In the press this morning is an interview with Mark Haddon, author of The Curious Incident of the Dog in the Nighttime. He’s expressing concerns about the book being used to pigeonhole every person that has Aspergers or Autism, and being used as a guide on how to “deal with” such people. I can see where he’s coming from, but I also think that anything that can raise awareness can only be a good thing.
I know this book has been out for aeons, and in fact I’ve owned it for eons having snapped it up from a charity shop at a bargain price. But, for some reason, I only got round to reading it a couple of months back. Every time I’ve picked it up, it hasn’t felt like the right time. It wasn’t right for my holiday, It wasn’t right for a Sunday afternoon on the balcony. It wasn’t right for my lunch break at work.
And then I realised it would never be “the right time”, and in fact I just had to bite the bullet and start it.
I’m really glad I did. It’s unlike anything I’ve ever read before – simple but deep, lighthearted yet challenging; it’s impossible to categorise. Centring around Christopher, a 15 year old boy, living with his Dad, who you’re lead to believe is on the autistic spectrum (this is also mentioned on the book blurb), it follows his interaction with every day life following the dog incident alluded to in the title.

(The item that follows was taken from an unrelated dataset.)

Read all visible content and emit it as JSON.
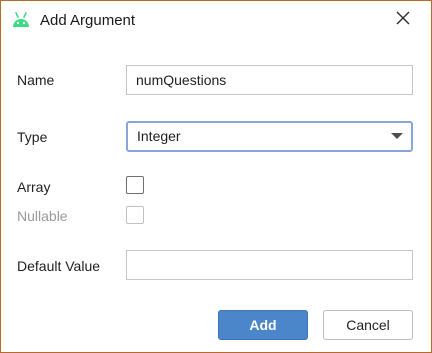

Christopher is both pragmatic and dogmatic (no pun intended) in his approach to the circumstances he experiences, with an unyielding zest for truth and determination to reveal it. His unusual emotional responses to those around him are revealing in their honesty, and do give the reader an insight and understanding into a different way of life from a minds eye point of view.
I personally have never met anyone diagnosed with Autism or Aspergers, but have seen programmes like The Undateables – intended to give people with disabilities or differences a platform to show their similarities to everyone else (I personally don’t agree with that program – it’s cheapshot program making designed purely for ratings, but that’s another story). I think that the more mainstream people can make these differences, through art, written word and media, then the more accepting we become as a society. OK, so Christopher is a literary figure rather than an actual person, but there are kids out there like him who’s behaviour is misunderstood, considered odd, and hence they’re victimised because of it.
While author Mark Haddon never specifically refers to any disability in the book – instead describing Christopher as a mathematician with some behavioural difficulties – the characteristics do lend themselves to that conclusion. However, in a literal sense, the book is more about someone who sees things in a different way and, for me, promotes understanding of “difference” rather than a specific disability.
I don’t know the target audience of the TCIOTDITN (yes I did have to look at each word of the title to create the initialism, and I then had to Google to remind myself what it was called – brain failure – I was actually thinking acronym but that’s only when the letters form a word, which is not the case here). I do, however, believe that it’s accessible and enjoyable for young and old. The subject matter is touching, meaning that you really care how the story progresses and what the outcome is (essential for true enjoyment of any book, at least for me). I think, although I’m not sure Mark Haddon would agree based on the interview, it would be useful as a curriculum text in schools as there are so many discussion points around the character. And I think it’s important that there are mainstream books that are based around all different types of people to encourage acceptance – David Walliams’ “The Boy in the Dress” being a great example.
Education through literature is so very important in reaching audiences of all ages, as the author is able to give a real understanding of the character that can’t be articulated visually; through their thoughts and feelings and emotions. The emotional side of people who are “different” is so commonly discounted, but yet it’s this emotional side that connects us all – regardless of the things that set us apart.
A colleague recently saw the theatre production of the book and said it was amazingly well done and very touching. I know there are also talks about a film (which seems to be the norm these days when a book is successful). Personally I’m not sure I would want to see either, as the book is powerful and stand alone enough for me – I prefer to see the story in my minds eye than physically in front of me (and books so rarely live up to the film anyway – Hollywood will probably “Hollywood-ise” it and “cure” Christopher for a happy ending…much cynical gnashing of teeth…)